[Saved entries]
- - - - -

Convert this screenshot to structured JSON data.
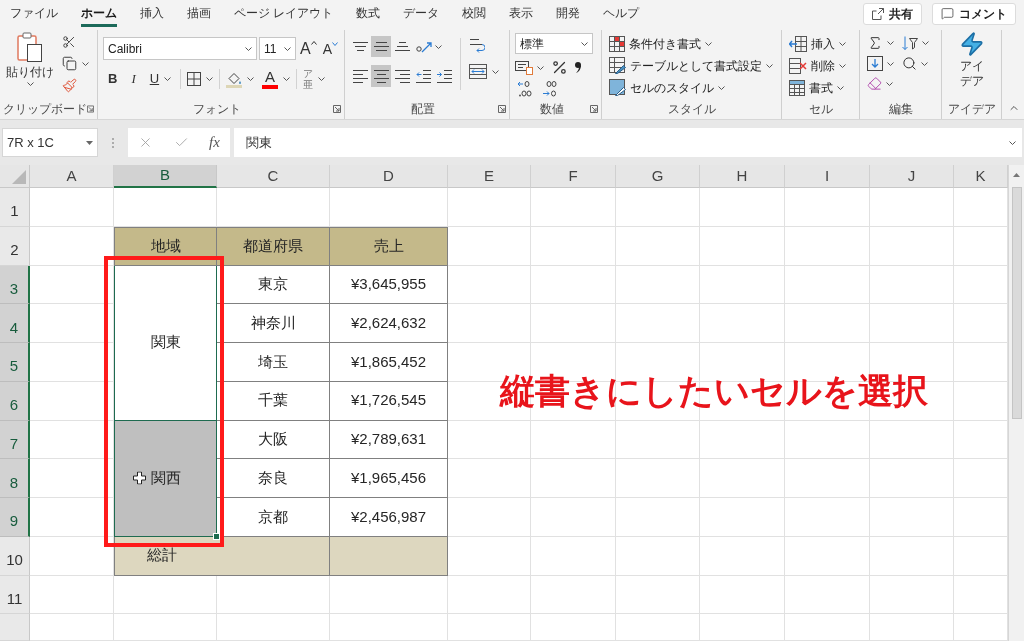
{
  "tabs": [
    {
      "label": "ファイル",
      "selected": false
    },
    {
      "label": "ホーム",
      "selected": true
    },
    {
      "label": "挿入",
      "selected": false
    },
    {
      "label": "描画",
      "selected": false
    },
    {
      "label": "ページ レイアウト",
      "selected": false
    },
    {
      "label": "数式",
      "selected": false
    },
    {
      "label": "データ",
      "selected": false
    },
    {
      "label": "校閲",
      "selected": false
    },
    {
      "label": "表示",
      "selected": false
    },
    {
      "label": "開発",
      "selected": false
    },
    {
      "label": "ヘルプ",
      "selected": false
    }
  ],
  "header_buttons": [
    {
      "kind": "share",
      "label": "共有"
    },
    {
      "kind": "comment",
      "label": "コメント"
    }
  ],
  "ribbon": {
    "clipboard": {
      "label": "クリップボード",
      "paste": "貼り付け"
    },
    "font": {
      "label": "フォント",
      "font_name": "Calibri",
      "font_size": "11",
      "grow": "A",
      "shrink": "A",
      "styles": [
        {
          "kind": "bold",
          "label": "B"
        },
        {
          "kind": "italic",
          "label": "I"
        },
        {
          "kind": "underline",
          "label": "U"
        }
      ],
      "font_color": "A",
      "phonetic": "ア亜"
    },
    "alignment": {
      "label": "配置",
      "vertical": [
        {
          "kind": "top",
          "selected": false
        },
        {
          "kind": "middle",
          "selected": true
        },
        {
          "kind": "bottom",
          "selected": false
        }
      ],
      "horizontal": [
        {
          "kind": "left",
          "selected": false
        },
        {
          "kind": "center",
          "selected": true
        },
        {
          "kind": "right",
          "selected": false
        }
      ]
    },
    "number": {
      "label": "数値",
      "format": "標準"
    },
    "styles": {
      "label": "スタイル",
      "items": [
        {
          "kind": "conditional",
          "label": "条件付き書式"
        },
        {
          "kind": "table",
          "label": "テーブルとして書式設定"
        },
        {
          "kind": "cell",
          "label": "セルのスタイル"
        }
      ]
    },
    "cells": {
      "label": "セル",
      "items": [
        {
          "kind": "insert",
          "label": "挿入"
        },
        {
          "kind": "delete",
          "label": "削除"
        },
        {
          "kind": "format",
          "label": "書式"
        }
      ]
    },
    "editing": {
      "label": "編集"
    },
    "ideas": {
      "label": "アイデア",
      "button": "アイデア"
    }
  },
  "formula_bar": {
    "name_box": "7R x 1C",
    "function_label": "fx",
    "content": "関東"
  },
  "sheet": {
    "columns": [
      {
        "label": "A",
        "selected": false
      },
      {
        "label": "B",
        "selected": true
      },
      {
        "label": "C",
        "selected": false
      },
      {
        "label": "D",
        "selected": false
      },
      {
        "label": "E",
        "selected": false
      },
      {
        "label": "F",
        "selected": false
      },
      {
        "label": "G",
        "selected": false
      },
      {
        "label": "H",
        "selected": false
      },
      {
        "label": "I",
        "selected": false
      },
      {
        "label": "J",
        "selected": false
      },
      {
        "label": "K",
        "selected": false
      }
    ],
    "rows": [
      {
        "label": "1",
        "selected": false
      },
      {
        "label": "2",
        "selected": false
      },
      {
        "label": "3",
        "selected": true
      },
      {
        "label": "4",
        "selected": true
      },
      {
        "label": "5",
        "selected": true
      },
      {
        "label": "6",
        "selected": true
      },
      {
        "label": "7",
        "selected": true
      },
      {
        "label": "8",
        "selected": true
      },
      {
        "label": "9",
        "selected": true
      },
      {
        "label": "10",
        "selected": false
      },
      {
        "label": "11",
        "selected": false
      }
    ]
  },
  "table": {
    "headers": [
      "地域",
      "都道府県",
      "売上"
    ],
    "groups": [
      {
        "region": "関東",
        "active": true,
        "rows": [
          {
            "prefecture": "東京",
            "sales": "¥3,645,955"
          },
          {
            "prefecture": "神奈川",
            "sales": "¥2,624,632"
          },
          {
            "prefecture": "埼玉",
            "sales": "¥1,865,452"
          },
          {
            "prefecture": "千葉",
            "sales": "¥1,726,545"
          }
        ]
      },
      {
        "region": "関西",
        "active": false,
        "rows": [
          {
            "prefecture": "大阪",
            "sales": "¥2,789,631"
          },
          {
            "prefecture": "奈良",
            "sales": "¥1,965,456"
          },
          {
            "prefecture": "京都",
            "sales": "¥2,456,987"
          }
        ]
      }
    ],
    "total": {
      "label": "総計"
    }
  },
  "annotation": "縦書きにしたいセルを選択"
}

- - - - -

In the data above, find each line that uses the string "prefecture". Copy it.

Response:
            "prefecture": "東京",
            "prefecture": "神奈川",
            "prefecture": "埼玉",
            "prefecture": "千葉",
            "prefecture": "大阪",
            "prefecture": "奈良",
            "prefecture": "京都",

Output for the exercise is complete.